Pilot 2010 / by Claire Farrell

Pilot

Birmingham, 2010

48Sheet Pilot artists. Ian Richards. Lucy McLauchlan. Harry Blackett. Robin Kirkham. Elizabeth Rowe.

48Sheet pilot explored giving artists the opportunity to present their work on equal terms with the advertising messages that dominate our cities. The pilot project was a pre cursor for the potential of a larger scale project planned for 2012.

48Sheet was an experimental intervention created and produced by WERK, sponsored by the Arts Council England. The pilot project utilised advertising billboards as a medium artistic expression from 2 – 14 September 2010.

48Sheet definition is a reference to the size of a traditional outdoor advertising billboard – it featured site specific work of five Birmingham-based artists across four billboards located in Digbeth, and tested a variety of art forms and artistic process against different cityscape backdrops.

The four billboards were chosen for their specific locations and close proximity to each other to encourage viewers to take a walking tour around a ‘cluster’ of billboards platforms for art.

The first billboard featured 3-dimensional lettering of graphic designer Ian Richards. Surrounded by a cluster of standard advertising billboards ‘What You Looking At’ asked the viewer to question what they see in their everyday environment. Ian collaborated with local signage company Central Signs using their patented G57 product within his concept; a fully recycled plastic composite traditionally used for signage advertising.

Elizabeth Rowe’s ‘Going Underground’ part of a body of work made by drawing onto newspaper and magazine images. By obscuring the original meaning she invites the viewer to examine the image in more detail. To an original image taken from National Geographic Elizabeth added vivid colours and intricate hand drawn designs to provide a sense of escape into a fantasy world, in contrast to the billboard’s grey, urban surroundings. Elizabeth Rowe works in miniature collages and for this piece has photographed and digitally manipulated an original work to produce it to scale.

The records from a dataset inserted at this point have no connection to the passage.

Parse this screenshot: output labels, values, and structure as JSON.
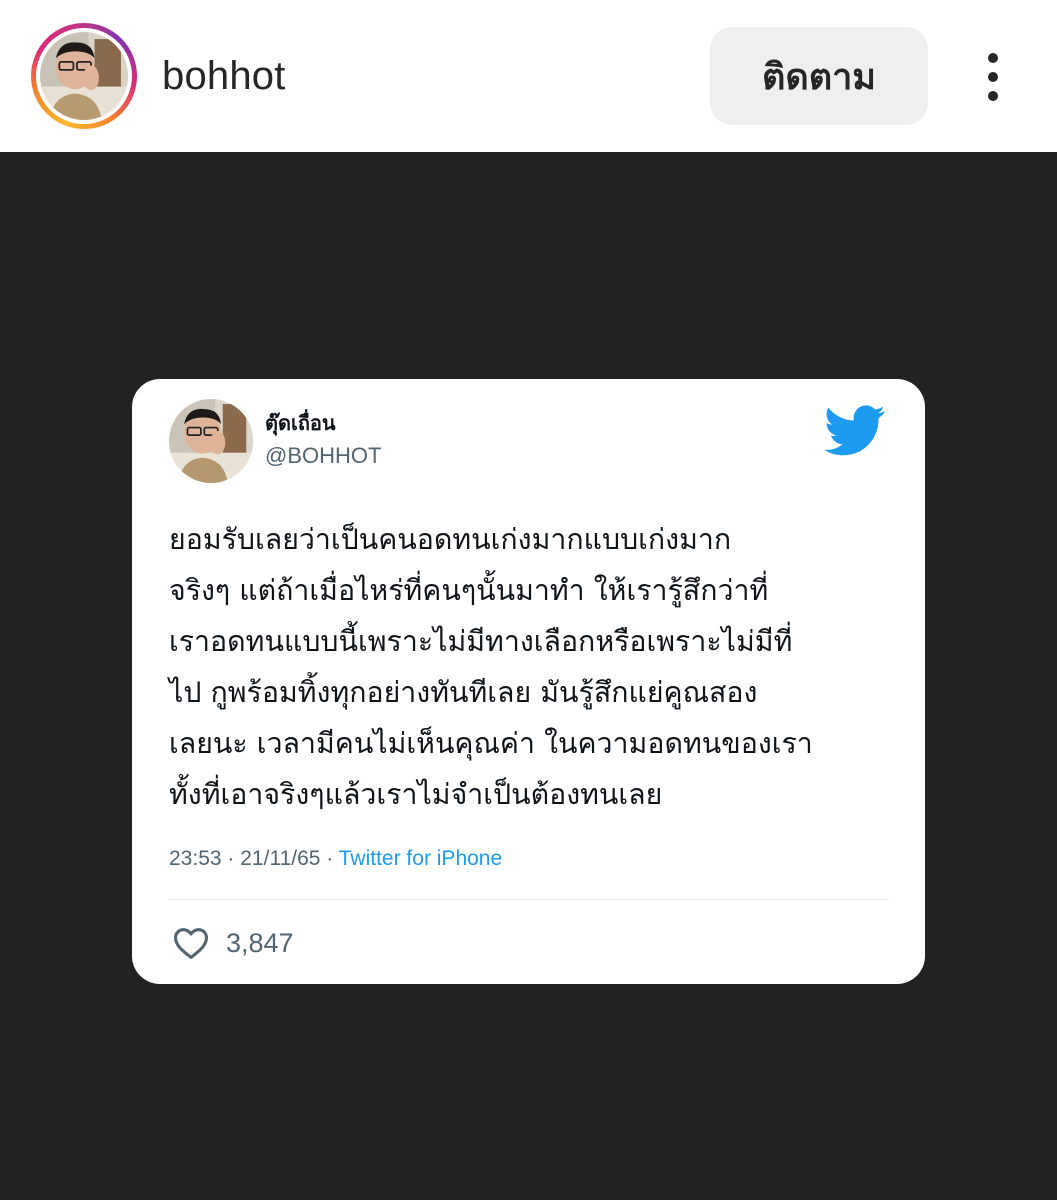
{
  "header": {
    "username": "bohhot",
    "follow_label": "ติดตาม",
    "avatar_icon": "profile-avatar",
    "more_icon": "more-vertical-icon"
  },
  "tweet": {
    "display_name": "ตุ๊ดเถื่อน",
    "handle": "@BOHHOT",
    "brand_icon": "twitter-bird-icon",
    "brand_color": "#1d9bf0",
    "text_lines": [
      "ยอมรับเลยว่าเป็นคนอดทนเก่งมากแบบเก่งมาก",
      "จริงๆ แต่ถ้าเมื่อไหร่ที่คนๆนั้นมาทำ ให้เรารู้สึกว่าที่",
      "เราอดทนแบบนี้เพราะไม่มีทางเลือกหรือเพราะไม่มีที่",
      "ไป กูพร้อมทิ้งทุกอย่างทันทีเลย มันรู้สึกแย่คูณสอง",
      "เลยนะ เวลามีคนไม่เห็นคุณค่า ในความอดทนของเรา",
      "ทั้งที่เอาจริงๆแล้วเราไม่จำเป็นต้องทนเลย"
    ],
    "time": "23:53",
    "date": "21/11/65",
    "separator": "·",
    "source": "Twitter for iPhone",
    "likes": "3,847",
    "like_icon": "heart-outline-icon"
  },
  "colors": {
    "post_background": "#222222",
    "follow_button_bg": "#efefef",
    "meta_gray": "#536471"
  }
}
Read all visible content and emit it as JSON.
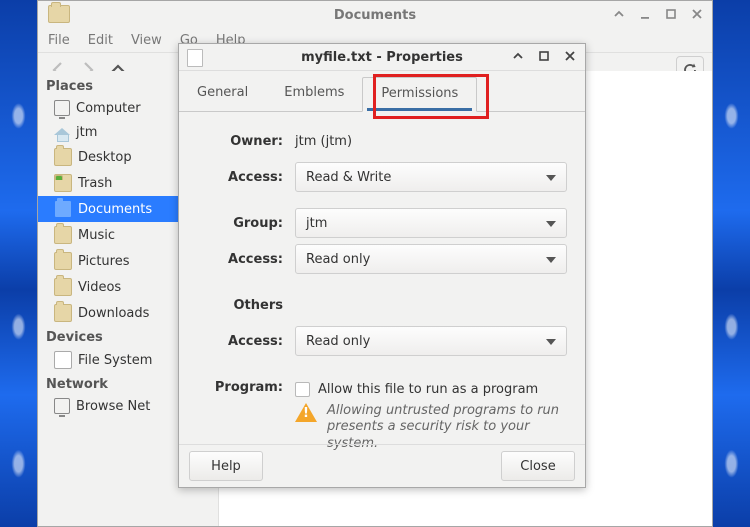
{
  "fm": {
    "title": "Documents",
    "menu": {
      "file": "File",
      "edit": "Edit",
      "view": "View",
      "go": "Go",
      "help": "Help"
    }
  },
  "sidebar": {
    "sections": {
      "places": "Places",
      "devices": "Devices",
      "network": "Network"
    },
    "places": [
      {
        "icon": "monitor",
        "label": "Computer"
      },
      {
        "icon": "home",
        "label": "jtm"
      },
      {
        "icon": "folder",
        "label": "Desktop"
      },
      {
        "icon": "trash",
        "label": "Trash"
      },
      {
        "icon": "folder-sel",
        "label": "Documents",
        "selected": true
      },
      {
        "icon": "folder",
        "label": "Music"
      },
      {
        "icon": "folder",
        "label": "Pictures"
      },
      {
        "icon": "folder",
        "label": "Videos"
      },
      {
        "icon": "folder",
        "label": "Downloads"
      }
    ],
    "devices": [
      {
        "icon": "disk",
        "label": "File System"
      }
    ],
    "network": [
      {
        "icon": "monitor",
        "label": "Browse Net"
      }
    ]
  },
  "prop": {
    "title": "myfile.txt - Properties",
    "tabs": {
      "general": "General",
      "emblems": "Emblems",
      "permissions": "Permissions"
    },
    "labels": {
      "owner": "Owner:",
      "access": "Access:",
      "group": "Group:",
      "others": "Others",
      "program": "Program:"
    },
    "owner_value": "jtm (jtm)",
    "owner_access_value": "Read & Write",
    "group_value": "jtm",
    "group_access_value": "Read only",
    "others_access_value": "Read only",
    "program_cb_label": "Allow this file to run as a program",
    "warning": "Allowing untrusted programs to run presents a security risk to your system.",
    "buttons": {
      "help": "Help",
      "close": "Close"
    }
  }
}
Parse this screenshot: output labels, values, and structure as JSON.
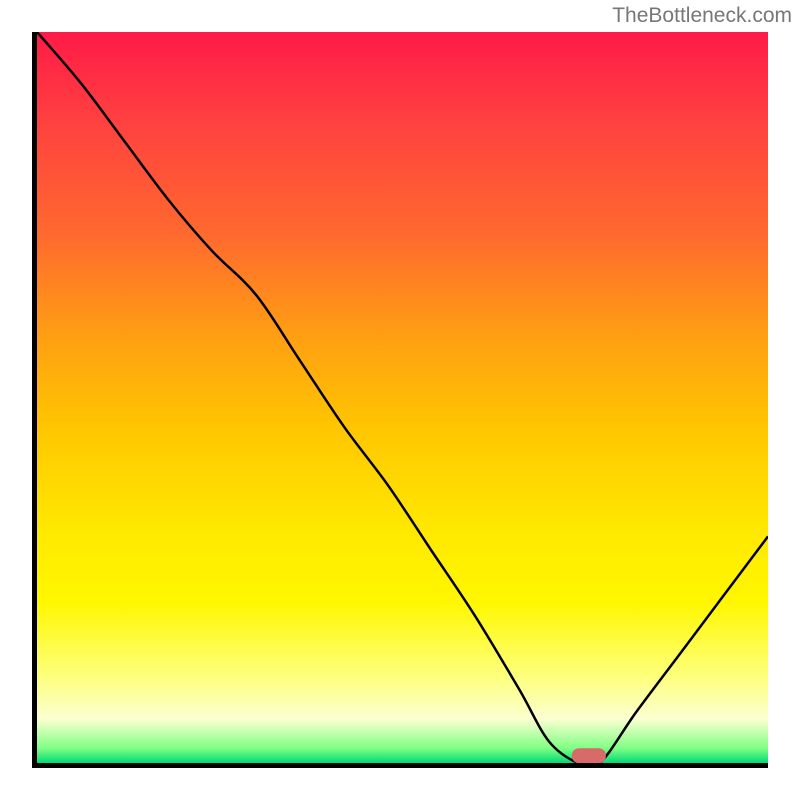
{
  "watermark": "TheBottleneck.com",
  "chart_data": {
    "type": "line",
    "title": "",
    "xlabel": "",
    "ylabel": "",
    "xlim": [
      0,
      1
    ],
    "ylim": [
      0,
      1
    ],
    "axes_visible": {
      "left": true,
      "bottom": true,
      "right": false,
      "top": false
    },
    "background_gradient": {
      "direction": "vertical",
      "stops": [
        {
          "y": 1.0,
          "color": "#ff1a48"
        },
        {
          "y": 0.88,
          "color": "#ff4040"
        },
        {
          "y": 0.72,
          "color": "#ff6a2e"
        },
        {
          "y": 0.58,
          "color": "#ffa012"
        },
        {
          "y": 0.45,
          "color": "#ffc800"
        },
        {
          "y": 0.32,
          "color": "#ffe800"
        },
        {
          "y": 0.22,
          "color": "#fff700"
        },
        {
          "y": 0.12,
          "color": "#fdff7a"
        },
        {
          "y": 0.06,
          "color": "#fbffd0"
        },
        {
          "y": 0.02,
          "color": "#7fff84"
        },
        {
          "y": 0.0,
          "color": "#00d975"
        }
      ]
    },
    "series": [
      {
        "name": "bottleneck-curve",
        "x": [
          0.0,
          0.06,
          0.12,
          0.18,
          0.24,
          0.3,
          0.36,
          0.42,
          0.48,
          0.54,
          0.6,
          0.66,
          0.7,
          0.74,
          0.77,
          0.82,
          0.88,
          0.94,
          1.0
        ],
        "y": [
          1.0,
          0.93,
          0.85,
          0.77,
          0.7,
          0.64,
          0.55,
          0.46,
          0.38,
          0.29,
          0.2,
          0.1,
          0.03,
          0.0,
          0.0,
          0.07,
          0.15,
          0.23,
          0.31
        ]
      }
    ],
    "marker": {
      "x": 0.755,
      "y": 0.01,
      "color": "#d86a6a",
      "shape": "rounded-rect"
    }
  }
}
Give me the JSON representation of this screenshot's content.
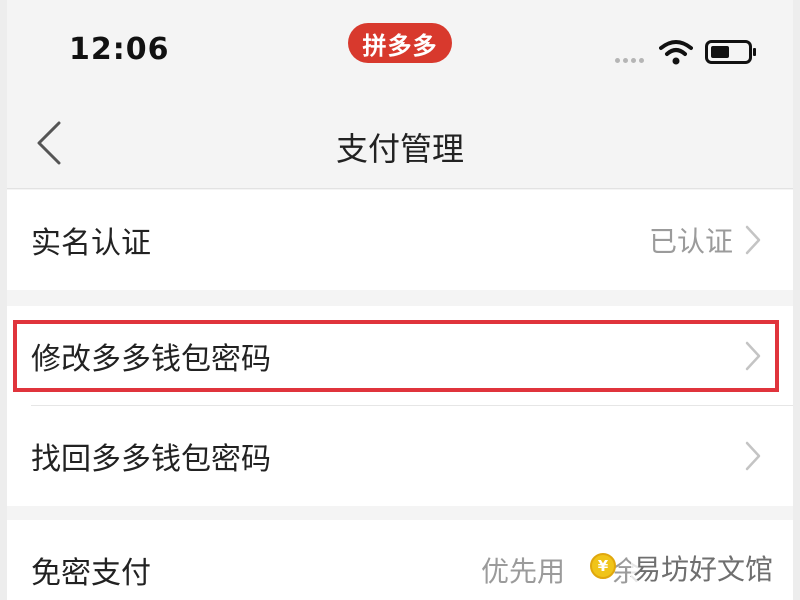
{
  "status_bar": {
    "time": "12:06",
    "app_badge": "拼多多",
    "icons": [
      "signal-dots-icon",
      "wifi-icon",
      "battery-icon"
    ]
  },
  "nav": {
    "back_icon": "back-chevron-icon",
    "title": "支付管理"
  },
  "rows": {
    "real_name": {
      "label": "实名认证",
      "value": "已认证"
    },
    "change_password": {
      "label": "修改多多钱包密码",
      "highlighted": true
    },
    "recover_password": {
      "label": "找回多多钱包密码"
    },
    "password_free": {
      "label": "免密支付",
      "value_prefix": "优先用",
      "value_suffix": "余"
    }
  },
  "watermark": "易坊好文馆",
  "colors": {
    "brand_red": "#d8392d",
    "highlight_border": "#e0343c",
    "coin_gold": "#f0c419"
  }
}
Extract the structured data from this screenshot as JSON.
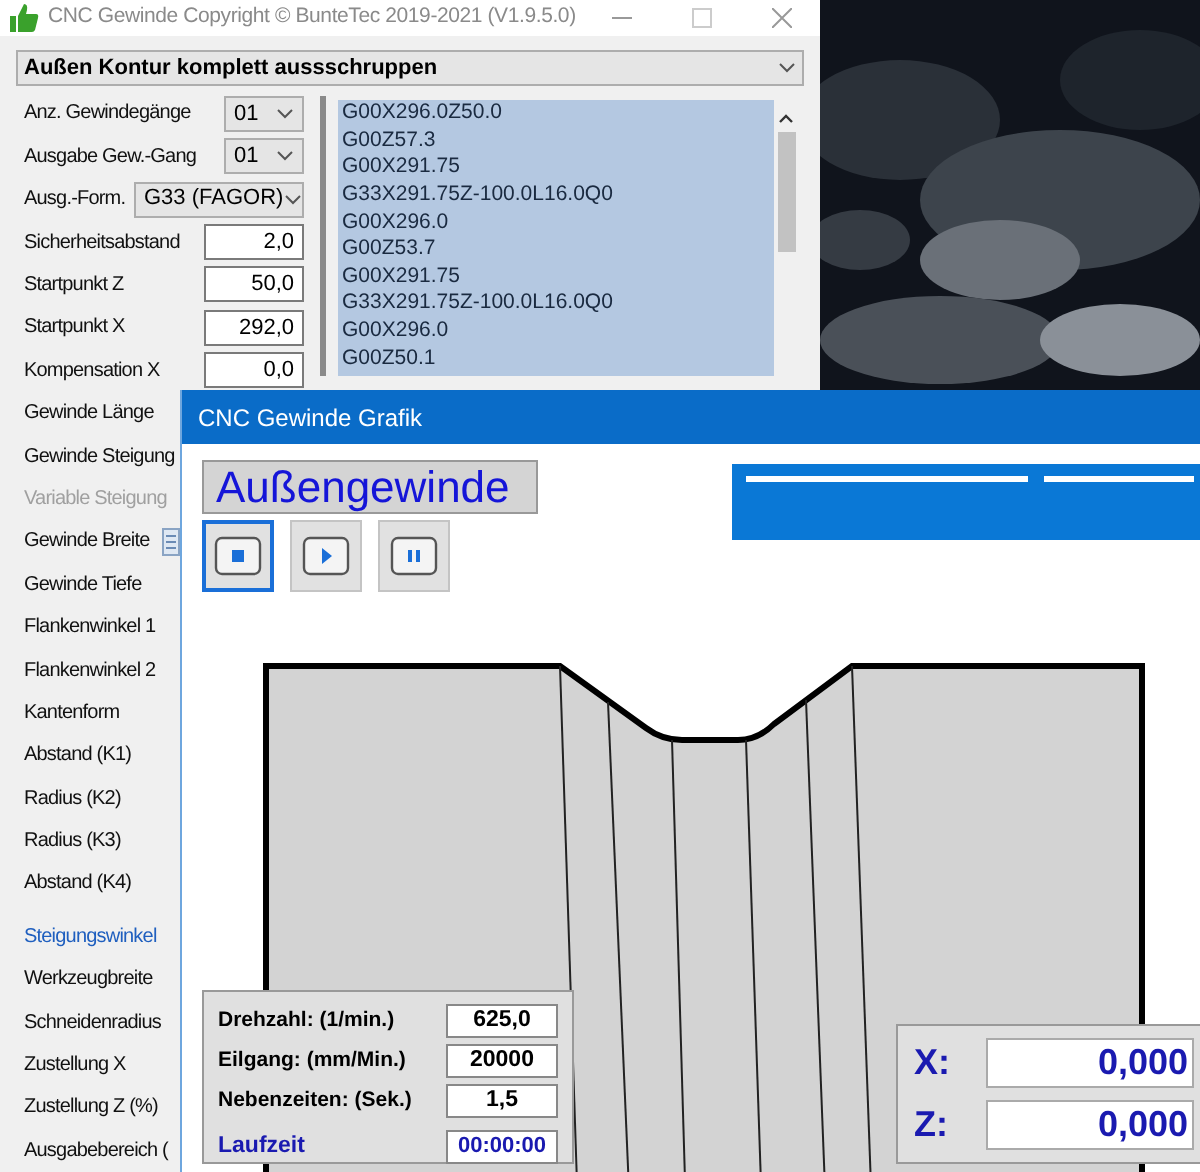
{
  "main_window": {
    "title": "CNC Gewinde Copyright © BunteTec 2019-2021 (V1.9.5.0)",
    "mode_select": {
      "value": "Außen Kontur komplett aussschruppen"
    },
    "parameters": [
      {
        "label": "Anz. Gewindegänge",
        "kind": "select",
        "value": "01"
      },
      {
        "label": "Ausgabe Gew.-Gang",
        "kind": "select",
        "value": "01"
      },
      {
        "label": "Ausg.-Form.",
        "kind": "wide-select",
        "value": "G33 (FAGOR)"
      },
      {
        "label": "Sicherheitsabstand",
        "kind": "input",
        "value": "2,0"
      },
      {
        "label": "Startpunkt Z",
        "kind": "input",
        "value": "50,0"
      },
      {
        "label": "Startpunkt X",
        "kind": "input",
        "value": "292,0"
      },
      {
        "label": "Kompensation X",
        "kind": "input",
        "value": "0,0"
      },
      {
        "label": "Gewinde Länge",
        "kind": "label"
      },
      {
        "label": "Gewinde Steigung",
        "kind": "label"
      },
      {
        "label": "Variable Steigung",
        "kind": "disabled-label"
      },
      {
        "label": "Gewinde Breite",
        "kind": "calc"
      },
      {
        "label": "Gewinde Tiefe",
        "kind": "label"
      },
      {
        "label": "Flankenwinkel 1",
        "kind": "label"
      },
      {
        "label": "Flankenwinkel 2",
        "kind": "label"
      },
      {
        "label": "Kantenform",
        "kind": "label"
      },
      {
        "label": "Abstand (K1)",
        "kind": "label"
      },
      {
        "label": "Radius (K2)",
        "kind": "label"
      },
      {
        "label": "Radius (K3)",
        "kind": "label"
      },
      {
        "label": "Abstand (K4)",
        "kind": "label"
      },
      {
        "label": "Steigungswinkel",
        "kind": "link"
      },
      {
        "label": "Werkzeugbreite",
        "kind": "label"
      },
      {
        "label": "Schneidenradius",
        "kind": "label"
      },
      {
        "label": "Zustellung X",
        "kind": "label"
      },
      {
        "label": "Zustellung Z (%)",
        "kind": "label"
      },
      {
        "label": "Ausgabebereich (",
        "kind": "label"
      }
    ],
    "program_listing": [
      "G00X296.0Z50.0",
      "G00Z57.3",
      "G00X291.75",
      "G33X291.75Z-100.0L16.0Q0",
      "G00X296.0",
      "G00Z53.7",
      "G00X291.75",
      "G33X291.75Z-100.0L16.0Q0",
      "G00X296.0",
      "G00Z50.1"
    ]
  },
  "graphic_window": {
    "title": "CNC Gewinde Grafik",
    "thread_type": "Außengewinde",
    "controls": [
      {
        "kind": "stop",
        "selected": true
      },
      {
        "kind": "play",
        "selected": false
      },
      {
        "kind": "pause",
        "selected": false
      }
    ],
    "machine": [
      {
        "label": "Drehzahl: (1/min.)",
        "value": "625,0"
      },
      {
        "label": "Eilgang: (mm/Min.)",
        "value": "20000"
      },
      {
        "label": "Nebenzeiten: (Sek.)",
        "value": "1,5"
      }
    ],
    "runtime": {
      "label": "Laufzeit",
      "value": "00:00:00"
    },
    "position": [
      {
        "axis": "X:",
        "value": "0,000"
      },
      {
        "axis": "Z:",
        "value": "0,000"
      }
    ]
  }
}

The third billboard was a site specific installation by artist Lucy McLauchlan’s responding to the site and her surroundings on the day of installation. Using a mix both 2-dimensional and 3-dimensional processes, the live art installation involved the artist collecting objects in the heart of Digbeth’s industrial quarter and re purposing them into an art installation. The abstract piece was created over the course of two days. Lucy’s installation was recorded as a time-lapse film by Birmingham based filmmaker Mat Beckett.

The last in the four, the work of Harry Blackett and Robin Kirkham entitled ‘Campanile’, the Italian for a free-standing bell tower (the tallest in the world is the Joseph Chamberlain Memorial Clock Tower of the University of Birmingham). Consisting of a double graphic of ringing bells set against a bright background, the work aimed to open multiple meanings to stop passers-by.

Grant funded by Arts Council West Midlands.